Materials provided: Begin
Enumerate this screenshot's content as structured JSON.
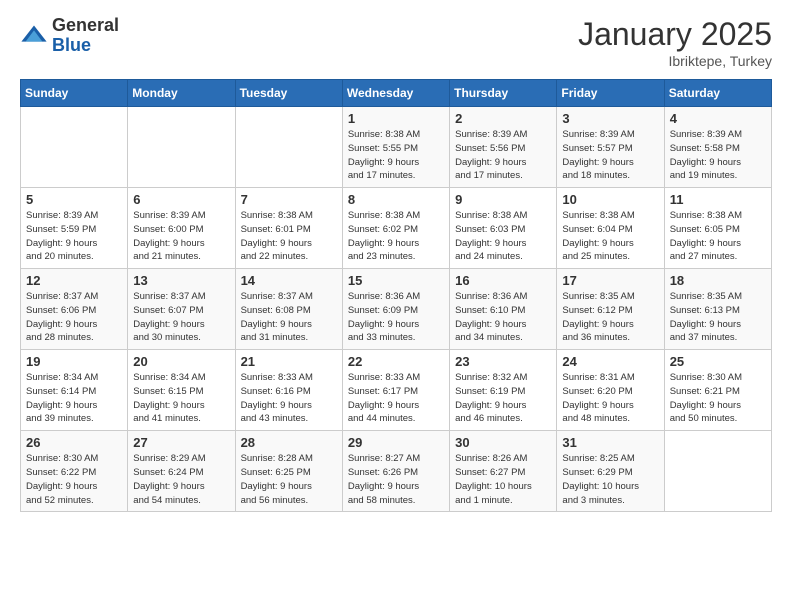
{
  "logo": {
    "general": "General",
    "blue": "Blue"
  },
  "header": {
    "month": "January 2025",
    "location": "Ibriktepe, Turkey"
  },
  "weekdays": [
    "Sunday",
    "Monday",
    "Tuesday",
    "Wednesday",
    "Thursday",
    "Friday",
    "Saturday"
  ],
  "weeks": [
    [
      {
        "day": "",
        "info": ""
      },
      {
        "day": "",
        "info": ""
      },
      {
        "day": "",
        "info": ""
      },
      {
        "day": "1",
        "info": "Sunrise: 8:38 AM\nSunset: 5:55 PM\nDaylight: 9 hours\nand 17 minutes."
      },
      {
        "day": "2",
        "info": "Sunrise: 8:39 AM\nSunset: 5:56 PM\nDaylight: 9 hours\nand 17 minutes."
      },
      {
        "day": "3",
        "info": "Sunrise: 8:39 AM\nSunset: 5:57 PM\nDaylight: 9 hours\nand 18 minutes."
      },
      {
        "day": "4",
        "info": "Sunrise: 8:39 AM\nSunset: 5:58 PM\nDaylight: 9 hours\nand 19 minutes."
      }
    ],
    [
      {
        "day": "5",
        "info": "Sunrise: 8:39 AM\nSunset: 5:59 PM\nDaylight: 9 hours\nand 20 minutes."
      },
      {
        "day": "6",
        "info": "Sunrise: 8:39 AM\nSunset: 6:00 PM\nDaylight: 9 hours\nand 21 minutes."
      },
      {
        "day": "7",
        "info": "Sunrise: 8:38 AM\nSunset: 6:01 PM\nDaylight: 9 hours\nand 22 minutes."
      },
      {
        "day": "8",
        "info": "Sunrise: 8:38 AM\nSunset: 6:02 PM\nDaylight: 9 hours\nand 23 minutes."
      },
      {
        "day": "9",
        "info": "Sunrise: 8:38 AM\nSunset: 6:03 PM\nDaylight: 9 hours\nand 24 minutes."
      },
      {
        "day": "10",
        "info": "Sunrise: 8:38 AM\nSunset: 6:04 PM\nDaylight: 9 hours\nand 25 minutes."
      },
      {
        "day": "11",
        "info": "Sunrise: 8:38 AM\nSunset: 6:05 PM\nDaylight: 9 hours\nand 27 minutes."
      }
    ],
    [
      {
        "day": "12",
        "info": "Sunrise: 8:37 AM\nSunset: 6:06 PM\nDaylight: 9 hours\nand 28 minutes."
      },
      {
        "day": "13",
        "info": "Sunrise: 8:37 AM\nSunset: 6:07 PM\nDaylight: 9 hours\nand 30 minutes."
      },
      {
        "day": "14",
        "info": "Sunrise: 8:37 AM\nSunset: 6:08 PM\nDaylight: 9 hours\nand 31 minutes."
      },
      {
        "day": "15",
        "info": "Sunrise: 8:36 AM\nSunset: 6:09 PM\nDaylight: 9 hours\nand 33 minutes."
      },
      {
        "day": "16",
        "info": "Sunrise: 8:36 AM\nSunset: 6:10 PM\nDaylight: 9 hours\nand 34 minutes."
      },
      {
        "day": "17",
        "info": "Sunrise: 8:35 AM\nSunset: 6:12 PM\nDaylight: 9 hours\nand 36 minutes."
      },
      {
        "day": "18",
        "info": "Sunrise: 8:35 AM\nSunset: 6:13 PM\nDaylight: 9 hours\nand 37 minutes."
      }
    ],
    [
      {
        "day": "19",
        "info": "Sunrise: 8:34 AM\nSunset: 6:14 PM\nDaylight: 9 hours\nand 39 minutes."
      },
      {
        "day": "20",
        "info": "Sunrise: 8:34 AM\nSunset: 6:15 PM\nDaylight: 9 hours\nand 41 minutes."
      },
      {
        "day": "21",
        "info": "Sunrise: 8:33 AM\nSunset: 6:16 PM\nDaylight: 9 hours\nand 43 minutes."
      },
      {
        "day": "22",
        "info": "Sunrise: 8:33 AM\nSunset: 6:17 PM\nDaylight: 9 hours\nand 44 minutes."
      },
      {
        "day": "23",
        "info": "Sunrise: 8:32 AM\nSunset: 6:19 PM\nDaylight: 9 hours\nand 46 minutes."
      },
      {
        "day": "24",
        "info": "Sunrise: 8:31 AM\nSunset: 6:20 PM\nDaylight: 9 hours\nand 48 minutes."
      },
      {
        "day": "25",
        "info": "Sunrise: 8:30 AM\nSunset: 6:21 PM\nDaylight: 9 hours\nand 50 minutes."
      }
    ],
    [
      {
        "day": "26",
        "info": "Sunrise: 8:30 AM\nSunset: 6:22 PM\nDaylight: 9 hours\nand 52 minutes."
      },
      {
        "day": "27",
        "info": "Sunrise: 8:29 AM\nSunset: 6:24 PM\nDaylight: 9 hours\nand 54 minutes."
      },
      {
        "day": "28",
        "info": "Sunrise: 8:28 AM\nSunset: 6:25 PM\nDaylight: 9 hours\nand 56 minutes."
      },
      {
        "day": "29",
        "info": "Sunrise: 8:27 AM\nSunset: 6:26 PM\nDaylight: 9 hours\nand 58 minutes."
      },
      {
        "day": "30",
        "info": "Sunrise: 8:26 AM\nSunset: 6:27 PM\nDaylight: 10 hours\nand 1 minute."
      },
      {
        "day": "31",
        "info": "Sunrise: 8:25 AM\nSunset: 6:29 PM\nDaylight: 10 hours\nand 3 minutes."
      },
      {
        "day": "",
        "info": ""
      }
    ]
  ]
}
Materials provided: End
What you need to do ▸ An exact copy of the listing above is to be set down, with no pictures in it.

Output ▸
Enumerate this screenshot's content as structured JSON.
{
  "logo": {
    "general": "General",
    "blue": "Blue"
  },
  "header": {
    "month": "January 2025",
    "location": "Ibriktepe, Turkey"
  },
  "weekdays": [
    "Sunday",
    "Monday",
    "Tuesday",
    "Wednesday",
    "Thursday",
    "Friday",
    "Saturday"
  ],
  "weeks": [
    [
      {
        "day": "",
        "info": ""
      },
      {
        "day": "",
        "info": ""
      },
      {
        "day": "",
        "info": ""
      },
      {
        "day": "1",
        "info": "Sunrise: 8:38 AM\nSunset: 5:55 PM\nDaylight: 9 hours\nand 17 minutes."
      },
      {
        "day": "2",
        "info": "Sunrise: 8:39 AM\nSunset: 5:56 PM\nDaylight: 9 hours\nand 17 minutes."
      },
      {
        "day": "3",
        "info": "Sunrise: 8:39 AM\nSunset: 5:57 PM\nDaylight: 9 hours\nand 18 minutes."
      },
      {
        "day": "4",
        "info": "Sunrise: 8:39 AM\nSunset: 5:58 PM\nDaylight: 9 hours\nand 19 minutes."
      }
    ],
    [
      {
        "day": "5",
        "info": "Sunrise: 8:39 AM\nSunset: 5:59 PM\nDaylight: 9 hours\nand 20 minutes."
      },
      {
        "day": "6",
        "info": "Sunrise: 8:39 AM\nSunset: 6:00 PM\nDaylight: 9 hours\nand 21 minutes."
      },
      {
        "day": "7",
        "info": "Sunrise: 8:38 AM\nSunset: 6:01 PM\nDaylight: 9 hours\nand 22 minutes."
      },
      {
        "day": "8",
        "info": "Sunrise: 8:38 AM\nSunset: 6:02 PM\nDaylight: 9 hours\nand 23 minutes."
      },
      {
        "day": "9",
        "info": "Sunrise: 8:38 AM\nSunset: 6:03 PM\nDaylight: 9 hours\nand 24 minutes."
      },
      {
        "day": "10",
        "info": "Sunrise: 8:38 AM\nSunset: 6:04 PM\nDaylight: 9 hours\nand 25 minutes."
      },
      {
        "day": "11",
        "info": "Sunrise: 8:38 AM\nSunset: 6:05 PM\nDaylight: 9 hours\nand 27 minutes."
      }
    ],
    [
      {
        "day": "12",
        "info": "Sunrise: 8:37 AM\nSunset: 6:06 PM\nDaylight: 9 hours\nand 28 minutes."
      },
      {
        "day": "13",
        "info": "Sunrise: 8:37 AM\nSunset: 6:07 PM\nDaylight: 9 hours\nand 30 minutes."
      },
      {
        "day": "14",
        "info": "Sunrise: 8:37 AM\nSunset: 6:08 PM\nDaylight: 9 hours\nand 31 minutes."
      },
      {
        "day": "15",
        "info": "Sunrise: 8:36 AM\nSunset: 6:09 PM\nDaylight: 9 hours\nand 33 minutes."
      },
      {
        "day": "16",
        "info": "Sunrise: 8:36 AM\nSunset: 6:10 PM\nDaylight: 9 hours\nand 34 minutes."
      },
      {
        "day": "17",
        "info": "Sunrise: 8:35 AM\nSunset: 6:12 PM\nDaylight: 9 hours\nand 36 minutes."
      },
      {
        "day": "18",
        "info": "Sunrise: 8:35 AM\nSunset: 6:13 PM\nDaylight: 9 hours\nand 37 minutes."
      }
    ],
    [
      {
        "day": "19",
        "info": "Sunrise: 8:34 AM\nSunset: 6:14 PM\nDaylight: 9 hours\nand 39 minutes."
      },
      {
        "day": "20",
        "info": "Sunrise: 8:34 AM\nSunset: 6:15 PM\nDaylight: 9 hours\nand 41 minutes."
      },
      {
        "day": "21",
        "info": "Sunrise: 8:33 AM\nSunset: 6:16 PM\nDaylight: 9 hours\nand 43 minutes."
      },
      {
        "day": "22",
        "info": "Sunrise: 8:33 AM\nSunset: 6:17 PM\nDaylight: 9 hours\nand 44 minutes."
      },
      {
        "day": "23",
        "info": "Sunrise: 8:32 AM\nSunset: 6:19 PM\nDaylight: 9 hours\nand 46 minutes."
      },
      {
        "day": "24",
        "info": "Sunrise: 8:31 AM\nSunset: 6:20 PM\nDaylight: 9 hours\nand 48 minutes."
      },
      {
        "day": "25",
        "info": "Sunrise: 8:30 AM\nSunset: 6:21 PM\nDaylight: 9 hours\nand 50 minutes."
      }
    ],
    [
      {
        "day": "26",
        "info": "Sunrise: 8:30 AM\nSunset: 6:22 PM\nDaylight: 9 hours\nand 52 minutes."
      },
      {
        "day": "27",
        "info": "Sunrise: 8:29 AM\nSunset: 6:24 PM\nDaylight: 9 hours\nand 54 minutes."
      },
      {
        "day": "28",
        "info": "Sunrise: 8:28 AM\nSunset: 6:25 PM\nDaylight: 9 hours\nand 56 minutes."
      },
      {
        "day": "29",
        "info": "Sunrise: 8:27 AM\nSunset: 6:26 PM\nDaylight: 9 hours\nand 58 minutes."
      },
      {
        "day": "30",
        "info": "Sunrise: 8:26 AM\nSunset: 6:27 PM\nDaylight: 10 hours\nand 1 minute."
      },
      {
        "day": "31",
        "info": "Sunrise: 8:25 AM\nSunset: 6:29 PM\nDaylight: 10 hours\nand 3 minutes."
      },
      {
        "day": "",
        "info": ""
      }
    ]
  ]
}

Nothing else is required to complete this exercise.